(Excerpts from a dataset)

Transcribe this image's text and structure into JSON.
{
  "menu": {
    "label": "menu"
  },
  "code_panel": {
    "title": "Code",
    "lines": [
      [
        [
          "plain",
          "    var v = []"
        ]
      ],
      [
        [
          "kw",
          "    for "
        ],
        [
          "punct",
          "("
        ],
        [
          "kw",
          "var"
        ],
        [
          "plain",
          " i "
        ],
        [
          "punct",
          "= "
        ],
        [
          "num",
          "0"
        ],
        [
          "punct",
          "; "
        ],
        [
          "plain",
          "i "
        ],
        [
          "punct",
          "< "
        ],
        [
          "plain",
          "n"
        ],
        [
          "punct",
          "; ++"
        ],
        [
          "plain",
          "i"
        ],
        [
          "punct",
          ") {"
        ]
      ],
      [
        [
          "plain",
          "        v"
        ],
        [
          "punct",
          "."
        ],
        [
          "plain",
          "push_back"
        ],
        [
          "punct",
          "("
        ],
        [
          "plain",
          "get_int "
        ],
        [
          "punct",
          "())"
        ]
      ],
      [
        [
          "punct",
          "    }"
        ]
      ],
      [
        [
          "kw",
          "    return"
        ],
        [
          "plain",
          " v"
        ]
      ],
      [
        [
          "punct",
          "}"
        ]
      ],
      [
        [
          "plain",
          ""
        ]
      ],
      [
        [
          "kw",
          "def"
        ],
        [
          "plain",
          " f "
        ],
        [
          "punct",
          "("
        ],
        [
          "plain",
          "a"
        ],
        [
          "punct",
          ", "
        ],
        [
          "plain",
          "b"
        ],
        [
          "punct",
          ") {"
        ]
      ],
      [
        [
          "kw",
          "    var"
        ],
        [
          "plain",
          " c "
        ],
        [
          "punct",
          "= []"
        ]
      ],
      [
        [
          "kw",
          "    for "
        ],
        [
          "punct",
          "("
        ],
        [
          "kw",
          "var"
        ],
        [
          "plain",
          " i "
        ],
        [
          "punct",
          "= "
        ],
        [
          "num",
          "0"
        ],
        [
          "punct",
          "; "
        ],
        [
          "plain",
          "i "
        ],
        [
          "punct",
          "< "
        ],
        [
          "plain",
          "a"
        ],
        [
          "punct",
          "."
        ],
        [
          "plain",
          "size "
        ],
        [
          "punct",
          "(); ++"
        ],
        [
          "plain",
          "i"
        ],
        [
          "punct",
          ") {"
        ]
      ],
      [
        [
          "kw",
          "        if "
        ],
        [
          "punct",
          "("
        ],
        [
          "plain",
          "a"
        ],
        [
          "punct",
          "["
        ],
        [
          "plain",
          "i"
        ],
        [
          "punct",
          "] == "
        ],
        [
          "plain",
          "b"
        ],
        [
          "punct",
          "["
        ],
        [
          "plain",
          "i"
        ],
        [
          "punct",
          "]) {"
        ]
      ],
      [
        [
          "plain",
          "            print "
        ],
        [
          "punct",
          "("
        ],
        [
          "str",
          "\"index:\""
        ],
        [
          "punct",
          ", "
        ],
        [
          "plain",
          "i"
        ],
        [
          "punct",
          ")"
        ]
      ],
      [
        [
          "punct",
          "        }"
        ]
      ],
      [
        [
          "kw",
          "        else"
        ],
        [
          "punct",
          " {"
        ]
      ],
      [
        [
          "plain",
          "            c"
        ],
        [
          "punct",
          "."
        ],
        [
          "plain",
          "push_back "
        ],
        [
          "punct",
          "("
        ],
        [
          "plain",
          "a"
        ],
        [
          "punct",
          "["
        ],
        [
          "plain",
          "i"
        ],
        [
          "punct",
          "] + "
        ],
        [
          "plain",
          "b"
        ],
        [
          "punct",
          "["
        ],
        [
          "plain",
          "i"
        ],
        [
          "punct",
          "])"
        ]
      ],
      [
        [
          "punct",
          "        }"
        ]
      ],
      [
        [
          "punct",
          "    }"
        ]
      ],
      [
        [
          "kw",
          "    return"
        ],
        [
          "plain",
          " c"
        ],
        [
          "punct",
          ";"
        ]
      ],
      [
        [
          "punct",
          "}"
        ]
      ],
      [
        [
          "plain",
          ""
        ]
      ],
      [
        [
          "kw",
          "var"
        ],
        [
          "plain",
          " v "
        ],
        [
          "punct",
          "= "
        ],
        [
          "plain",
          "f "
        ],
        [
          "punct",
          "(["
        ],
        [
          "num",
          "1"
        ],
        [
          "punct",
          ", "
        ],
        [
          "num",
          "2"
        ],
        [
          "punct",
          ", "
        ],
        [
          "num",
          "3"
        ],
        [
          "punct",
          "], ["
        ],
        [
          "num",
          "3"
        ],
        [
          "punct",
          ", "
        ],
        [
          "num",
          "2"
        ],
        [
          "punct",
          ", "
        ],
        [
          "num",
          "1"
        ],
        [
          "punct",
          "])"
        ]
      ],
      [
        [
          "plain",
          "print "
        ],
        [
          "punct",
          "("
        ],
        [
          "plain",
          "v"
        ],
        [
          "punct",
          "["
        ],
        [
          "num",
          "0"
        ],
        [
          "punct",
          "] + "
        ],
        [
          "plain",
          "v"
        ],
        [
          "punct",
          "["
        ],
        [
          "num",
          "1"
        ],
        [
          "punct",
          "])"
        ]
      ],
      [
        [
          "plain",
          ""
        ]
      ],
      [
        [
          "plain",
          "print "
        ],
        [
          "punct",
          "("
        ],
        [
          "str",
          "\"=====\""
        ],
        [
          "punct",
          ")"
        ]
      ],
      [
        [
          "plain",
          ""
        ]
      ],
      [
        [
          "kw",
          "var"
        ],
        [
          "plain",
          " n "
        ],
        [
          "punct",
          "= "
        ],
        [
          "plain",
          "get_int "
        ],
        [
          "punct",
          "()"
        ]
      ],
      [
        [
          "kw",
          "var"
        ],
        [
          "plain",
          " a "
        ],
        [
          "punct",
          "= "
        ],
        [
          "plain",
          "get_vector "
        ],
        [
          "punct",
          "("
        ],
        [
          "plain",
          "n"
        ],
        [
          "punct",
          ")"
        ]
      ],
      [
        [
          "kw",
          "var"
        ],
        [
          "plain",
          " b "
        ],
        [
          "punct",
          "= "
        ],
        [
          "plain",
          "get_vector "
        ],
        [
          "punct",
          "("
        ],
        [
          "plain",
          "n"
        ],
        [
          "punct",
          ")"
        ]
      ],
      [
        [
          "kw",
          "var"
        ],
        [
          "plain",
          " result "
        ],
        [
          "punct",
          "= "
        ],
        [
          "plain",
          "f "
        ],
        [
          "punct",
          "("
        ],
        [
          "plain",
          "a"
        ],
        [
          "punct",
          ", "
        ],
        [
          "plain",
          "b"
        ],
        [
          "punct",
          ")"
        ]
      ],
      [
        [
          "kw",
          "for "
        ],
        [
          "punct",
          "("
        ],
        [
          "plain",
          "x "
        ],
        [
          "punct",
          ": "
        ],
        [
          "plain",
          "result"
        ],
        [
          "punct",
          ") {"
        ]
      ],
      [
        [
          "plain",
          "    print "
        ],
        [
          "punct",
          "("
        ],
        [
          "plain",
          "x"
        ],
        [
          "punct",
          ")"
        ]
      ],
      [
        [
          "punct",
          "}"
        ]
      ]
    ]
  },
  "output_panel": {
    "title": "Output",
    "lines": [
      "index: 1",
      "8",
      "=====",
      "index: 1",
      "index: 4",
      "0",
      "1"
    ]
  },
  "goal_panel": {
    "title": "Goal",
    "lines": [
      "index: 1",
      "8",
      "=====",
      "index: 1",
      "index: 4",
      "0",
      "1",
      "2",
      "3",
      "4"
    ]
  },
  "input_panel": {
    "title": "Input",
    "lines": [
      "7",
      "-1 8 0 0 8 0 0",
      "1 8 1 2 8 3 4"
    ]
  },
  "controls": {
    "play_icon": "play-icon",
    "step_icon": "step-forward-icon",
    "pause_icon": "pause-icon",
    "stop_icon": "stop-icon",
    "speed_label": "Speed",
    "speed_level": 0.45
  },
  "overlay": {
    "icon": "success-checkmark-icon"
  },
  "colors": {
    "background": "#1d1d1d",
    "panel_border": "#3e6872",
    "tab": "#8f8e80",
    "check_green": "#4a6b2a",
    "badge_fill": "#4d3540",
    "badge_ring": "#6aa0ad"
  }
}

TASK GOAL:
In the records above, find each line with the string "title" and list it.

ANSWER TO THIS PROBLEM:
    "title": "Code",
    "title": "Output",
    "title": "Goal",
    "title": "Input",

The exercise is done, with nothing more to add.